Contentions of the appellant assessee:
It was contended that the assessee, for the purpose of export, procured raw material and got them processed from third parties on contractual basis. However, since the ratio of wastage was very high during processing, the assessee raised debit notes against those parties who, in turn, refused to pay the outstanding amount which led the assessee to write-off these amounts and hence, allowable as business loss u/s 37 / 28(i) of the Act.
The debit notes were issued on account of loss of stock / process loss of goods for which the assessee had already paid higher charges to the processing parties. The assessee had actually written off the said amount in the books of accounts under the head ‘Provision for doubtful advances’ and therefore the same are allowable u/s 37 / 28(i) of the Income Tax Act.
Contention of the Respondent Revenue:
It was contended that deduction could be allowed against provisions for advances. Moreover, the assessee’s case was not at all covered under section 36(i)(vii) as it was not a case of ‘debts being written off’ but a matter of claim of business expenses u/s 37 and therefore, reliance placed by the assessee on the judicial pronouncements was misconceived.
Observations made by the Tribunal:
It was observed that the assessee had claimed the said expenditure of under the head ‘Provision for doubtful advances’ and this provisions has been reduced from the figures of Advances recoverable in cash or in kind or for value to be received under the head Other current Assets, Loans & Advances in the Balance Sheet.
The ITAT concurred that the issue under dispute was not at all covered by the provisions of Section 36(i)(vii) as this section deals with ‘bad debts written off’ by the assessee qua sundry debtors, which was not the case.
The ITAT opined that in the instant case, the assessee was claiming expenditure against debit notes raised by him against various suppliers, which, in his opinion, have become doubtful and hence allowable.
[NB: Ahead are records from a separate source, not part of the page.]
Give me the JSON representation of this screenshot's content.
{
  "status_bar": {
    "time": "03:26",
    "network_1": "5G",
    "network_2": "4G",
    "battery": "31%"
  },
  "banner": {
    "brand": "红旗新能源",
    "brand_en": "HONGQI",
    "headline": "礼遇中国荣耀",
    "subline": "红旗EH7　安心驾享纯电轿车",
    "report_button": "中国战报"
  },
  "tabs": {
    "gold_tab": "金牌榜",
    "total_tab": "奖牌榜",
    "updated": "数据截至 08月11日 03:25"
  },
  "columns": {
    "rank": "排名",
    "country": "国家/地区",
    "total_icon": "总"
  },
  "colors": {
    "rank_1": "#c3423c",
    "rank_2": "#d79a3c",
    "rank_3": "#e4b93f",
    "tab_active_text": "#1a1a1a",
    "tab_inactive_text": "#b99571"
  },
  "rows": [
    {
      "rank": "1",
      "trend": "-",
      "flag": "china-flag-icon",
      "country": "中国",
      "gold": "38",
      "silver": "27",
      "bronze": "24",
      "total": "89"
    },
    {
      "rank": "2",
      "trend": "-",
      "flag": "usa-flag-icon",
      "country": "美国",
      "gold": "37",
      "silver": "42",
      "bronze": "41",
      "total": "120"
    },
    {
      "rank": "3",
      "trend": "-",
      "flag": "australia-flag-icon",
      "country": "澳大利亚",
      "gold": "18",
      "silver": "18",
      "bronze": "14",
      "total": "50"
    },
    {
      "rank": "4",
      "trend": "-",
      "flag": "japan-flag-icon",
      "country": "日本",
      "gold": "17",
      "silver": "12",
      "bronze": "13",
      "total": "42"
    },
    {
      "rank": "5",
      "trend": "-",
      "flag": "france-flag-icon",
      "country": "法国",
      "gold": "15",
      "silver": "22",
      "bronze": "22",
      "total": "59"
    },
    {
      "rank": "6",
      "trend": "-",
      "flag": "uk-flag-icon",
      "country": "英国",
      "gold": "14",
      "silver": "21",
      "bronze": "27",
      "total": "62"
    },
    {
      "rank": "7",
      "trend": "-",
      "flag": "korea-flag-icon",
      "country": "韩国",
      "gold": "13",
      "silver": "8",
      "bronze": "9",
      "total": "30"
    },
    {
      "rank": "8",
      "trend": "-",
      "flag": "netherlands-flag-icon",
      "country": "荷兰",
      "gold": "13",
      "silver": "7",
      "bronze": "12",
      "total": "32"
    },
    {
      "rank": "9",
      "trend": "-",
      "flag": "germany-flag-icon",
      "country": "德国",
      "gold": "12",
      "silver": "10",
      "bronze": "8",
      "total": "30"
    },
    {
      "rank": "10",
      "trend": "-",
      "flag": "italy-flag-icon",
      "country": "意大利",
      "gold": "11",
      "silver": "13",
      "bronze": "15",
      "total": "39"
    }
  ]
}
Therefore, the admissibility of impugned expenditure was covered by the provisions of Section 37(1).
The Tribunal observed that the prime condition to claim the expenditure u/s 37(1) is that the expenditure, at the first instance, must have crystallized during the impugned AY before which the same could be claimed by the assessee and this factor, which was missing in the instant case.
It was found that the assessee could not produce any evidence to show that the suppliers refused to pay the outstanding amount or denied their liability in any manner which can lead to a conclusion that the impugned provision crystallized during the year. The relevant ledger extract revealed that the assessee himself has written off the same during Financial Year. It was also noted that the relevant portion of ‘Note No. 15’ of ‘Notes forming part of account’ attached to financial statements of relevant AY reads as under:-
“15(a) The Company has raised claims of Rs.6,99,57,965/- on the processing units for the rejections / damages to the fabrics. The company was in negotiation with parties to recover the amount. However, the company is of the opinion that Rs.5,30,47,066/- is doubtful of recovery. Accordingly, provisions is being made in the books of accounts.”
Thus the ITAT opined that the impugned expenditure, being mere provisions, did not crystallized during the year and hence not allowable to the assessee. The expenditure to be admissible, at the threshold, must be capable of being classified as an expenditure at the first instance and deduction of mere provisions / estimation could not be allowed to the assessee unless provided by the statute. On the same analogy, the same was not admissible either under Section 28(i).
The ITAT further observed that in all the case law relied by the assessee, there was no dispute as to the crystallization of expenses and those cases dealt with a situation where the expenditure itself, incurred by the assessee, was not in question and therefore, distinguishable with the present case in hand.
It was held that the impugned expenditure, being mere provisions, were not allowable to the assessee.